Jul 31, 2010
Wai's roots run deep, yet their music is also fiercely modern.
Roots is a word that has been attached to many kinds of music. In North America, it denotes the rural traditions of hillbilly and blues. In Sweden, it means folk music and instruments like the 600-year-old nyckelharpa.
Curiously, in this country, roots has become almost synonymous with dub reggae, an imported and relatively recent genre that has much to do with Jamaican traditions but little to do with local ones.
If ever a New Zealand album called for the roots tag, it is Ora, the latest album from Porirua-based Wai. This music has roots that run deep: all the way to the first musical sounds ever heard in these islands.
And yet it can also sound fiercely modern, even futuristic. It is as though the Maori notion of past, present and future existing simultaneously, and of the constant presence of one’s ancestors, is embodied in these grooves.
Before becoming partners in life and music, Mina Ripia and Maaka McGregor both performed in pioneering reo bands – Ripia as a singer in Moana and the Moahunters, McGregor as drummer in Aotearoa.
In 2000, they launched Wai with the groundbreaking 100%. A number of bands before them had successfully hitched the Maori language to popular modes like reggae, rock and R&B. Some had incorporated pre-European instruments, while Dalvanius Prime, with the Patea Maori Club, created a pop hit in Poi E by fusing traditional poi dance with a pulsating dance beat.
But Wai went further forward by going further back. They turned to the tradition of the poi for the rhythmic foundations on which they built the rest of the music. Sampling the distinctive slap of the woven ball, McGregor created beats that echoed the ancient and complex patterns of the poi, making a bed both solid and supple enough to support Ripia’s vocals, a unique blend of melody, harmony and chant.
With little more than beats and voices, 100% was characterised by its sparseness. By contrast, Ora is lush, as though a garden has sprung up on the ground left fertile by its predecessor. Iain Gordon of Fat Freddy’s Drop brings keyboards to many of the tracks, fattening up the chords and basslines, and the total effect is a compelling polyrhythmic funk, capable of commanding any dance floor. On the sleeve, McGregor is jokingly credited as Maaka Phat, a hip-hop-style alias of which he is more than worthy.
But if Ora holds its own as a modern dance album, traditional roots are never far from its digital surface. Even the gigantic jelly-like synthesiser line Gordon plays on Hine-Te-Ihorangi is based on a poi rhythm.

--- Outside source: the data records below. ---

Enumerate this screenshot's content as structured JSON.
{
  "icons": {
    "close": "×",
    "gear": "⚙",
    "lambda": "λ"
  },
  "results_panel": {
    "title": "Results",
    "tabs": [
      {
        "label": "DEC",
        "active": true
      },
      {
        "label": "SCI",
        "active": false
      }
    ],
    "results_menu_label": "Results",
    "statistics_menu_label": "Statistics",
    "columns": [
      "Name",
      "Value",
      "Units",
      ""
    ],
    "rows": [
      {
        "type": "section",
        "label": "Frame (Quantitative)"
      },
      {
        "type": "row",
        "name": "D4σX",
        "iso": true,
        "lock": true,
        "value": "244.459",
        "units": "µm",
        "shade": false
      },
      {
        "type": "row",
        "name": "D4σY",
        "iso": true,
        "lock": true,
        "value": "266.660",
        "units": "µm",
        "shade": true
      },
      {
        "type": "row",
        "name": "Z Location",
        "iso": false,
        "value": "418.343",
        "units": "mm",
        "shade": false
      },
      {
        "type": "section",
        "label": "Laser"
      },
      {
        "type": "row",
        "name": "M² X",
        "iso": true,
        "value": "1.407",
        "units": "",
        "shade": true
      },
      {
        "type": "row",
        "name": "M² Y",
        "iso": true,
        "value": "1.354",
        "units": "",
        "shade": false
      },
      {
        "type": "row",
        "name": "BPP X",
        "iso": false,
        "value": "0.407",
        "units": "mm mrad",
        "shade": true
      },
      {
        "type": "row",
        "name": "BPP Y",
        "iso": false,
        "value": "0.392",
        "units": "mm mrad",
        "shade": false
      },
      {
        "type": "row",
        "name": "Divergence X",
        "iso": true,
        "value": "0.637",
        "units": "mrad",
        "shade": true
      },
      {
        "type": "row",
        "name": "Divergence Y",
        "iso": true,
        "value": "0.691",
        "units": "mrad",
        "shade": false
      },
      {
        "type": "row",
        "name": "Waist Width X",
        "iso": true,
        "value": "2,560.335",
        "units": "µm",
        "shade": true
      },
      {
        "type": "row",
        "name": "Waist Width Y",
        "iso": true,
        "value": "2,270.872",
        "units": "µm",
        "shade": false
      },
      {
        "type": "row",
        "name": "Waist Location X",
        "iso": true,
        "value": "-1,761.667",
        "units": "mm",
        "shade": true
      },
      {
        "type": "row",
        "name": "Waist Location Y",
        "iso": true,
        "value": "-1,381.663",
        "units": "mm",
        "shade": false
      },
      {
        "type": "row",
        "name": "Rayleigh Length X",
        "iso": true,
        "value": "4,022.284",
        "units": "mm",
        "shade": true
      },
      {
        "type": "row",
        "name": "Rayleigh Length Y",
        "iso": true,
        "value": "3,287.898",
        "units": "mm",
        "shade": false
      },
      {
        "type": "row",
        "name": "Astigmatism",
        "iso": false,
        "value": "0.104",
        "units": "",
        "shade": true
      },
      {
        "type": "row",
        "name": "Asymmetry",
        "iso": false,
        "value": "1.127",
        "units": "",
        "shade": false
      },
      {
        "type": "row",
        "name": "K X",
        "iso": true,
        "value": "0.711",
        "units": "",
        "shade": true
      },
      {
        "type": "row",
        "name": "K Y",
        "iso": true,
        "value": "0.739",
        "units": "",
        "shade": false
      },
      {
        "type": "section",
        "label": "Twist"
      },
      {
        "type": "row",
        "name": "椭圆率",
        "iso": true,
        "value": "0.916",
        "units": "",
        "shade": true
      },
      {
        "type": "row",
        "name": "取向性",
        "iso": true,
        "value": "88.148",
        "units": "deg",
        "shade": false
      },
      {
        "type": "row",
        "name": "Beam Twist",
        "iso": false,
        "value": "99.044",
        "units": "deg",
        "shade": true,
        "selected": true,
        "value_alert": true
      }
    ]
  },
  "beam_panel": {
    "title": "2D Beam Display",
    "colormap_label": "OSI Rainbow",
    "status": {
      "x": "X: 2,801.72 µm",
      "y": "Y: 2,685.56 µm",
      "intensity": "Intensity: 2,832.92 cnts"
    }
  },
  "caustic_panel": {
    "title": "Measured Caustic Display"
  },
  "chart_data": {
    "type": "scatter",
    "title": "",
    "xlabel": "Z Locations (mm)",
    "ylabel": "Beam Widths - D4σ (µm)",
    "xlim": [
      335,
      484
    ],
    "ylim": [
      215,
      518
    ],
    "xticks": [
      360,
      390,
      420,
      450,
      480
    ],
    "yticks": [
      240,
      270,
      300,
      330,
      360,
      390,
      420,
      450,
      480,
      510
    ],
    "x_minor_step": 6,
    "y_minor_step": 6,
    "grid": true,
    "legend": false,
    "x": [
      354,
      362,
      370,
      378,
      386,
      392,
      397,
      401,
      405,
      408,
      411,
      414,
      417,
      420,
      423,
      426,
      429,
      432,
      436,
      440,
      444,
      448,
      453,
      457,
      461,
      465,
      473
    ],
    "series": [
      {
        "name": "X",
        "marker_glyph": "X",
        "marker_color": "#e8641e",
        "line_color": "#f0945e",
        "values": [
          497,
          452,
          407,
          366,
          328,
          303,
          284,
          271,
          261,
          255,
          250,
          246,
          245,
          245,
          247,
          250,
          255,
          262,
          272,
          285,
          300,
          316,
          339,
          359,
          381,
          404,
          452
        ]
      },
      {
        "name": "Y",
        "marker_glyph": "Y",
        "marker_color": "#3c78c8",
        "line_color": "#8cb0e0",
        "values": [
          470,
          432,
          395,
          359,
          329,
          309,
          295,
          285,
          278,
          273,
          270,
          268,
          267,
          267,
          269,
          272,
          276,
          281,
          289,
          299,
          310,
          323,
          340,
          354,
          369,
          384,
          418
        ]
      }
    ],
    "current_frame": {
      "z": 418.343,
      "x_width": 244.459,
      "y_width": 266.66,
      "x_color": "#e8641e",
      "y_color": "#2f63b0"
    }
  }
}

Ripia’s vocals, mostly multi-tracked, glide from monotonal chant to haunting minor-key melody, while guest voices add to the richness. On Hine-Te-Ihorangi, Mark Te Whare weaves his singing around Ripia’s in a soulful counterpoint. For He Tapu Koe, she is joined by the distinctive smoky tones of Little Bushman frontman Warren Maxwell.

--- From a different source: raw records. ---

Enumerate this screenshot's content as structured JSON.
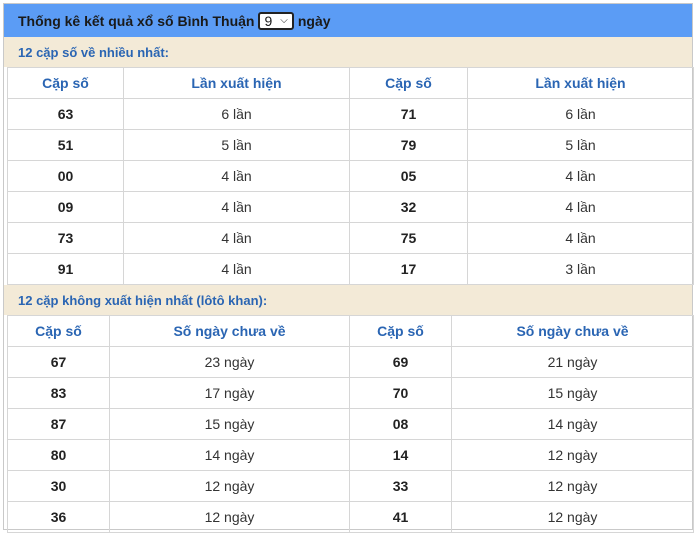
{
  "header": {
    "title_prefix": "Thống kê kết quả xổ số Bình Thuận",
    "days_value": "9",
    "title_suffix": "ngày"
  },
  "section1": {
    "title": "12 cặp số về nhiều nhất:",
    "col_pair": "Cặp số",
    "col_count": "Lần xuất hiện",
    "rows": [
      {
        "p1": "63",
        "c1": "6 lần",
        "p2": "71",
        "c2": "6 lần"
      },
      {
        "p1": "51",
        "c1": "5 lần",
        "p2": "79",
        "c2": "5 lần"
      },
      {
        "p1": "00",
        "c1": "4 lần",
        "p2": "05",
        "c2": "4 lần"
      },
      {
        "p1": "09",
        "c1": "4 lần",
        "p2": "32",
        "c2": "4 lần"
      },
      {
        "p1": "73",
        "c1": "4 lần",
        "p2": "75",
        "c2": "4 lần"
      },
      {
        "p1": "91",
        "c1": "4 lần",
        "p2": "17",
        "c2": "3 lần"
      }
    ]
  },
  "section2": {
    "title": "12 cặp không xuất hiện nhất (lôtô khan):",
    "col_pair": "Cặp số",
    "col_days": "Số ngày chưa về",
    "rows": [
      {
        "p1": "67",
        "c1": "23 ngày",
        "p2": "69",
        "c2": "21 ngày"
      },
      {
        "p1": "83",
        "c1": "17 ngày",
        "p2": "70",
        "c2": "15 ngày"
      },
      {
        "p1": "87",
        "c1": "15 ngày",
        "p2": "08",
        "c2": "14 ngày"
      },
      {
        "p1": "80",
        "c1": "14 ngày",
        "p2": "14",
        "c2": "12 ngày"
      },
      {
        "p1": "30",
        "c1": "12 ngày",
        "p2": "33",
        "c2": "12 ngày"
      },
      {
        "p1": "36",
        "c1": "12 ngày",
        "p2": "41",
        "c2": "12 ngày"
      }
    ]
  }
}
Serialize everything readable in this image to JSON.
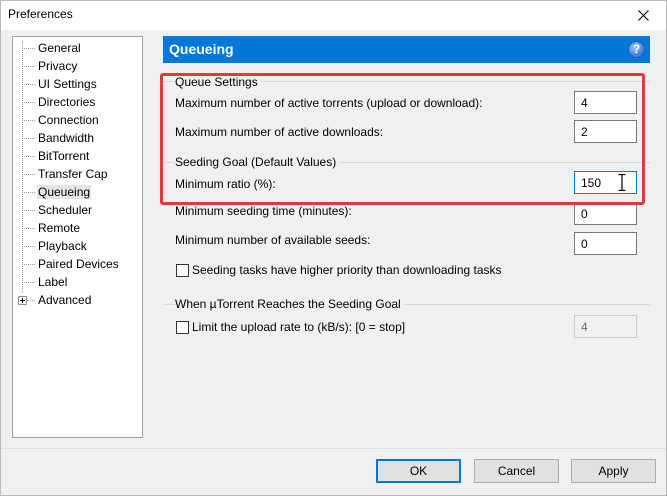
{
  "window": {
    "title": "Preferences"
  },
  "tree": {
    "items": [
      {
        "label": "General"
      },
      {
        "label": "Privacy"
      },
      {
        "label": "UI Settings"
      },
      {
        "label": "Directories"
      },
      {
        "label": "Connection"
      },
      {
        "label": "Bandwidth"
      },
      {
        "label": "BitTorrent"
      },
      {
        "label": "Transfer Cap"
      },
      {
        "label": "Queueing",
        "selected": true
      },
      {
        "label": "Scheduler"
      },
      {
        "label": "Remote"
      },
      {
        "label": "Playback"
      },
      {
        "label": "Paired Devices"
      },
      {
        "label": "Label"
      },
      {
        "label": "Advanced",
        "expandable": true
      }
    ]
  },
  "panel": {
    "title": "Queueing",
    "help_icon": "?",
    "queue_settings": {
      "group_title": "Queue Settings",
      "max_active_torrents_label": "Maximum number of active torrents (upload or download):",
      "max_active_torrents_value": "4",
      "max_active_downloads_label": "Maximum number of active downloads:",
      "max_active_downloads_value": "2"
    },
    "seeding_goal": {
      "group_title": "Seeding Goal (Default Values)",
      "min_ratio_label": "Minimum ratio (%):",
      "min_ratio_value": "150",
      "min_seeding_time_label": "Minimum seeding time (minutes):",
      "min_seeding_time_value": "0",
      "min_seeds_label": "Minimum number of available seeds:",
      "min_seeds_value": "0",
      "priority_checkbox_label": "Seeding tasks have higher priority than downloading tasks",
      "priority_checked": false
    },
    "when_reached": {
      "group_title": "When µTorrent Reaches the Seeding Goal",
      "limit_upload_label": "Limit the upload rate to (kB/s): [0 = stop]",
      "limit_upload_checked": false,
      "limit_upload_value": "4"
    }
  },
  "footer": {
    "ok_label": "OK",
    "cancel_label": "Cancel",
    "apply_label": "Apply"
  },
  "colors": {
    "accent": "#0078d7",
    "highlight": "#e03b3b"
  }
}
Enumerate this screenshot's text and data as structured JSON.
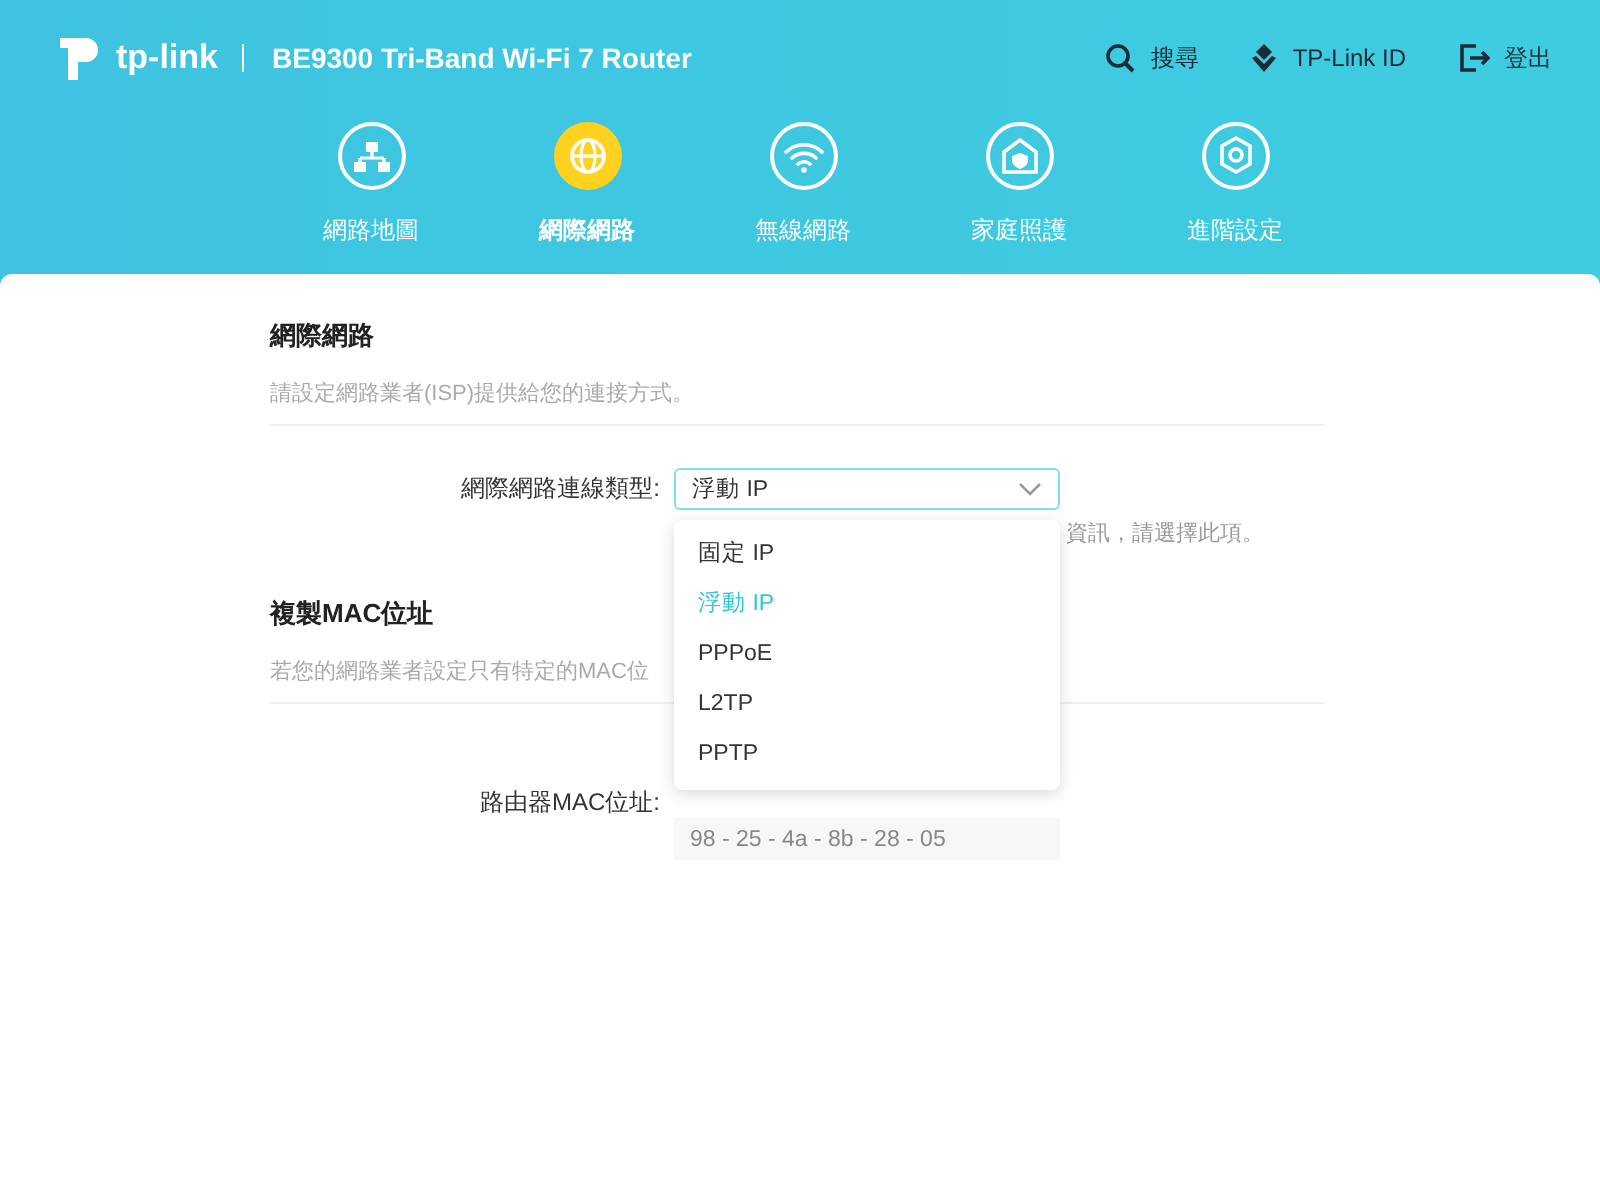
{
  "header": {
    "brand": "tp-link",
    "model": "BE9300 Tri-Band Wi-Fi 7 Router",
    "actions": [
      {
        "kind": "search",
        "label": "搜尋"
      },
      {
        "kind": "id",
        "label": "TP-Link ID"
      },
      {
        "kind": "logout",
        "label": "登出"
      }
    ]
  },
  "nav": [
    {
      "kind": "map",
      "label": "網路地圖",
      "selected": false
    },
    {
      "kind": "globe",
      "label": "網際網路",
      "selected": true
    },
    {
      "kind": "wifi",
      "label": "無線網路",
      "selected": false
    },
    {
      "kind": "home",
      "label": "家庭照護",
      "selected": false
    },
    {
      "kind": "gear",
      "label": "進階設定",
      "selected": false
    }
  ],
  "sections": [
    {
      "title": "網際網路",
      "description": "請設定網路業者(ISP)提供給您的連接方式。",
      "field": {
        "label": "網際網路連線類型:",
        "kind": "select",
        "value": "浮動 IP",
        "hint": "資訊，請選擇此項。",
        "options": [
          {
            "label": "固定 IP",
            "selected": false
          },
          {
            "label": "浮動 IP",
            "selected": true
          },
          {
            "label": "PPPoE",
            "selected": false
          },
          {
            "label": "L2TP",
            "selected": false
          },
          {
            "label": "PPTP",
            "selected": false
          }
        ]
      }
    },
    {
      "title": "複製MAC位址",
      "description": "若您的網路業者設定只有特定的MAC位",
      "field": {
        "label": "路由器MAC位址:",
        "kind": "text",
        "value": "98 - 25 - 4a - 8b - 28 - 05"
      }
    }
  ]
}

The strong material comes from a variety of sources. The faint hint of a strummed guitar on Maranga Ake Ai is a reminder of the song’s reggae origins as an early original by Aotearoa. Hone Taiapa is adapted from a poem by Hone Tuwhare, set against the percussion of the poi and featuring a rare and welcome vocal from McGregor. The album closes on a celebratory note with Faifai Maile, a collaboration with former Holidaymakers bass player Pati Umaga that explores fresh fusions between Maori and Samoan traditions.

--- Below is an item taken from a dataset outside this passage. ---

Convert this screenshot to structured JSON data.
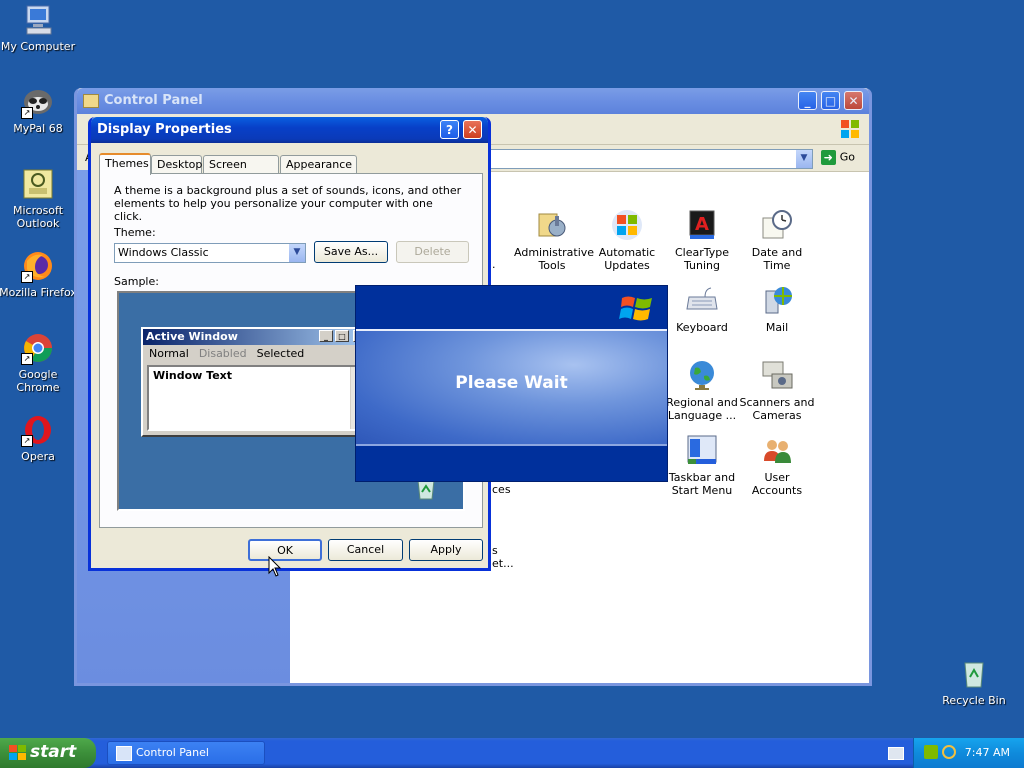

Although it has been a decade between discs, Wai have not been idle. Part of that time has been spent touring internationally, with the result that their music may be better known in Greenland or the Channel Islands than at home. They were a favourite of BBC world music broadcaster Charlie Gillett, who died earlier this year and to whom the album is dedicated. Knowing the value he placed on music that explores and surprises, yet carries a sense of its identity – its roots – he would surely have loved Ora.